A couple years ago, Pew found more than half of internet users had seen someone online being called offensive names, or efforts to purposefully embarrass someone.
Facebook, even if it seems like your parents (or grandparents) are slowly taking it over, isn't immune. And its rigid definition of hate speech says it's when there's a direct attack on someone based on race, ethnicity, religion, national origin, sexual orientation, sex or gender identity, or serious health issues.
But how do you determine actual hate speech versus say, satire, which can use terms tied to hate speech to make a point? Or self-deprecating comments that use offensive language?
That big question – What is hate speech? – is at the center of this blog post by Facebook VP of Public Policy Richard Allan. As he explains, the first step to stopping hate speech is to define it. But that's incredibly difficult, because it's so much about context, the writer's intention, and personal opinion.
"What does the statement 'burn flags not fags' mean?" Allan writes, noting it could be an attack on the gay community – or an attempt to "reclaim" the word. Or if in the UK, an encouragement to not smoke cigarettes. The word "dyke" could also be used as a direct attack on someone; but there are also groups like Dykes on Bikes MPLS, where the term is clearly not used as hate speech.
So how do they stop it?
Every week for the past two months, Facebook has deleted 66,000 posts that were reported as hate speech, Allan says. He also acknowledges they make mistakes, missing things that are clearly hate speech, while deleting posts that aren't.
While they're using artificial intelligence to review posts for people who may be considering suicide, and to detect some content that violates standards, it's not to the point where AI solves the problem.
"Technology will continue to be an important part of how we try to improve," Allan writes. "But while we’re continuing to invest in these promising advances, we’re a long way from being able to rely on machine learning and AI to handle the complexity involved in assessing hate speech."
Basically, a machine can't understand things like context, intent, and personal opinion.
Which is why Facebook is so reliant on people reporting offensive posts. There's a team of 4,500 people working around the world to review what gets reported and determine if it violates standards. And Facebook says it plans to add 3,000 more over the next year.
People have widely differing opinions on this too. Americans are more tolerant of hateful speech than other countries in the world, Pew Research found.
Age matters too.
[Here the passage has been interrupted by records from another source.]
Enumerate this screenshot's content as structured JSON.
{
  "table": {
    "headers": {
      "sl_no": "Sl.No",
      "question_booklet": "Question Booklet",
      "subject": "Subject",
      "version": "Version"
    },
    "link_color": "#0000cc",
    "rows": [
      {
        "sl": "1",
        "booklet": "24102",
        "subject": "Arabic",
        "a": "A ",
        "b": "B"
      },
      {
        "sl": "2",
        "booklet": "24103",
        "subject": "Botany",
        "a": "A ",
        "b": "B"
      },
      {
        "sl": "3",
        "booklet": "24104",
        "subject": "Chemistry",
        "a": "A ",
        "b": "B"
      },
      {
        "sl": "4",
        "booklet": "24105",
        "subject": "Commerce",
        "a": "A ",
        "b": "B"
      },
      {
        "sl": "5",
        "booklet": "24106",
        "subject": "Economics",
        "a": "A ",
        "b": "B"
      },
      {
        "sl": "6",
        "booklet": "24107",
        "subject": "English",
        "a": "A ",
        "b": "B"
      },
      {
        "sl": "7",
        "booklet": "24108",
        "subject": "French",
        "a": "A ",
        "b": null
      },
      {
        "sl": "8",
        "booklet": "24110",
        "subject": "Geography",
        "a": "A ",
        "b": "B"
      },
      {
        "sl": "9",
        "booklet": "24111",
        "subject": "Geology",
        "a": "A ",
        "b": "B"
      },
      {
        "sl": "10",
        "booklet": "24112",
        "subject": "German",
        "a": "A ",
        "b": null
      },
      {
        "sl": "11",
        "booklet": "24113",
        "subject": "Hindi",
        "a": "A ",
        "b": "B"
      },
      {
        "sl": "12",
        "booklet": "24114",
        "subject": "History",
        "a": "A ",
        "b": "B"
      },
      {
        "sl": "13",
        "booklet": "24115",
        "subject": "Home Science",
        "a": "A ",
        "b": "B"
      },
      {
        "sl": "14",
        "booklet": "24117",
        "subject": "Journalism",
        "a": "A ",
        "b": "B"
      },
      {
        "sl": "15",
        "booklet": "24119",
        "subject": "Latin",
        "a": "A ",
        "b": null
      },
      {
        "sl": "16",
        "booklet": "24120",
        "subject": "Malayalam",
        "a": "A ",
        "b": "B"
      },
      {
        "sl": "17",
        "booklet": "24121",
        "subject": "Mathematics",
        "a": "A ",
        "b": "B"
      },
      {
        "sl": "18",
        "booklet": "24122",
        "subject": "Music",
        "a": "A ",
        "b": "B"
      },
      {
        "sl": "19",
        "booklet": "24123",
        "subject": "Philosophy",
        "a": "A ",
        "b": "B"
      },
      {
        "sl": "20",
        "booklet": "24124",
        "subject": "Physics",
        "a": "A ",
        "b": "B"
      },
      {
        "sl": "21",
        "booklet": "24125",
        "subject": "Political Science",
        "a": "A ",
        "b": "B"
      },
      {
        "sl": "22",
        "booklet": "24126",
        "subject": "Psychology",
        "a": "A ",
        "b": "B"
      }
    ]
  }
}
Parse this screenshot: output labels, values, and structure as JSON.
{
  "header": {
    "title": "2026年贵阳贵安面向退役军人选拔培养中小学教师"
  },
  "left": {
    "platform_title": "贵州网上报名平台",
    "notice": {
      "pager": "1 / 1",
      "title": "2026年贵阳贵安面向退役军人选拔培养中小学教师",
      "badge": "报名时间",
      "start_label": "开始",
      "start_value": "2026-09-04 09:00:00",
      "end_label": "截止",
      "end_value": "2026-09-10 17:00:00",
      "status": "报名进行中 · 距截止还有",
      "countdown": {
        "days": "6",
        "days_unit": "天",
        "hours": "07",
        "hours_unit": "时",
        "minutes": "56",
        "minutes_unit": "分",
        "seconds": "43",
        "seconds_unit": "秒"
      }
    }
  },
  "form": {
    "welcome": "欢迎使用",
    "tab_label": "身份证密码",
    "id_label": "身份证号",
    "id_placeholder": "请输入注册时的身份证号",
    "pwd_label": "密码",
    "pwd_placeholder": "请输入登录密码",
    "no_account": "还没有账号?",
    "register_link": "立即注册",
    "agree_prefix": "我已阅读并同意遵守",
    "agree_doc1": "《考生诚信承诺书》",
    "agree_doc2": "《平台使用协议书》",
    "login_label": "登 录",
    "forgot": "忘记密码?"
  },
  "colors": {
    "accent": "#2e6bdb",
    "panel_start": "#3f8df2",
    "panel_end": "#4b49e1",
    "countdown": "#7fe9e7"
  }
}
Another Pew survey found people age 18-34 were more likely than any other age group to support the government censoring offensive statements about minority groups. But that was still only 40 percent of millennial respondents.